Exercise:
Look through the entries. Copy each line that has the word "icon".

Extracted records:
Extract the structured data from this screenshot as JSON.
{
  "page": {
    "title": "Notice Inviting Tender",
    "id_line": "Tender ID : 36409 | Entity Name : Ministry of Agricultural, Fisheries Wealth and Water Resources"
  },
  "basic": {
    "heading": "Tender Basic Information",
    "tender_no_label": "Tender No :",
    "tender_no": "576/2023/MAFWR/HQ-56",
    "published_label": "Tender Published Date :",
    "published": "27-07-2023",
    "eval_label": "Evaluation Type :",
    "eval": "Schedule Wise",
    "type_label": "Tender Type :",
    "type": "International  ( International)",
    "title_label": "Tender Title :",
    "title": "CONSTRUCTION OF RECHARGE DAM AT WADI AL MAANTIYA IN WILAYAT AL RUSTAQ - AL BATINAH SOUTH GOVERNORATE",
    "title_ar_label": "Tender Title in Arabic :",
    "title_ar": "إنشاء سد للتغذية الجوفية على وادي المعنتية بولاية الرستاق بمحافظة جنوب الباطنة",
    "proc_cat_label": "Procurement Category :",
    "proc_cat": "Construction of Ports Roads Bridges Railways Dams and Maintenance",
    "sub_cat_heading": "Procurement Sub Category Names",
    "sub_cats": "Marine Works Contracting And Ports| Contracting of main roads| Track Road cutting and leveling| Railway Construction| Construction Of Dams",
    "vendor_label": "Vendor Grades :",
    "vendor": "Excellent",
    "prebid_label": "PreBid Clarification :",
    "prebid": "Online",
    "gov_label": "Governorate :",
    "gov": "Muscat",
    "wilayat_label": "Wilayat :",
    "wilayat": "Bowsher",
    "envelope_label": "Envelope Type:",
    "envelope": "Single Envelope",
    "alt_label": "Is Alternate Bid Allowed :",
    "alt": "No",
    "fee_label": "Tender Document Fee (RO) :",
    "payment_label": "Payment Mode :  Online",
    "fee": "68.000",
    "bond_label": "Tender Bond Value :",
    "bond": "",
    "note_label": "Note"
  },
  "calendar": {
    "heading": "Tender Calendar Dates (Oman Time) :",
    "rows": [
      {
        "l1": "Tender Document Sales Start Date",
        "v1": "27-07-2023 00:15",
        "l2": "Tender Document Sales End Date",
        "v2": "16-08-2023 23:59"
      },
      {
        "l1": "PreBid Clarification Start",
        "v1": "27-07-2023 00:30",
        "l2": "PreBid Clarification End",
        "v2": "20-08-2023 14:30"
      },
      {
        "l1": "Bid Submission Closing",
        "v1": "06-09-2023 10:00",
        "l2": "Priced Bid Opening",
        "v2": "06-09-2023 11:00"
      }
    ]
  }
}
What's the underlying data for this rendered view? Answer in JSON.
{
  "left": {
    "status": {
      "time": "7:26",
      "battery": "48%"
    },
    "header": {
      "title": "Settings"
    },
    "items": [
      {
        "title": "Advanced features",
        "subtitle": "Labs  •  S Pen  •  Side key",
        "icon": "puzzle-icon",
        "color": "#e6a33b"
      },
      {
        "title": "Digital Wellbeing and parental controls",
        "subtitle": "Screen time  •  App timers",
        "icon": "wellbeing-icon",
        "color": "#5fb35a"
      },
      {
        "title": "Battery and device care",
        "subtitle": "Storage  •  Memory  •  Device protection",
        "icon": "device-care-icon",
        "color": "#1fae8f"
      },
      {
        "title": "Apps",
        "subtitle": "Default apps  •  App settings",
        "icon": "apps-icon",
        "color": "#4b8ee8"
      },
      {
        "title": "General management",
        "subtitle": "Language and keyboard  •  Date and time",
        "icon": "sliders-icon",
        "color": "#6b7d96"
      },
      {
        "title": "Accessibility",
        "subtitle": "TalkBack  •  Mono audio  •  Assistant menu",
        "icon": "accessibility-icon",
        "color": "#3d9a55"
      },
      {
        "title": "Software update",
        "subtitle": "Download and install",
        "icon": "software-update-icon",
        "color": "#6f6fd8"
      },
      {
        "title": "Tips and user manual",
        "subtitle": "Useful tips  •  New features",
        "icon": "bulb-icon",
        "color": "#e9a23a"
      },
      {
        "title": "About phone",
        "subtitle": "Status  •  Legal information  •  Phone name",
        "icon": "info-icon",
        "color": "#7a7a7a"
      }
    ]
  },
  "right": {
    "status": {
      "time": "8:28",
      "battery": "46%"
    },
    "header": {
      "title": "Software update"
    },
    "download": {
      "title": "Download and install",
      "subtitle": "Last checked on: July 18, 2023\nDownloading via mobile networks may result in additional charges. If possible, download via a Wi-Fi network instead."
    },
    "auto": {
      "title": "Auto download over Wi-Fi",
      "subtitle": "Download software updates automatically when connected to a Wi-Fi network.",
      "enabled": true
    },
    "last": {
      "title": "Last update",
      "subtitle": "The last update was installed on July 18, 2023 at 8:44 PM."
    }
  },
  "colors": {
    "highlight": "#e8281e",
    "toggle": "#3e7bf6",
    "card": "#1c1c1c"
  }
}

Written solution:
        "icon": "puzzle-icon",
        "icon": "wellbeing-icon",
        "icon": "device-care-icon",
        "icon": "apps-icon",
        "icon": "sliders-icon",
        "icon": "accessibility-icon",
        "icon": "software-update-icon",
        "icon": "bulb-icon",
        "icon": "info-icon",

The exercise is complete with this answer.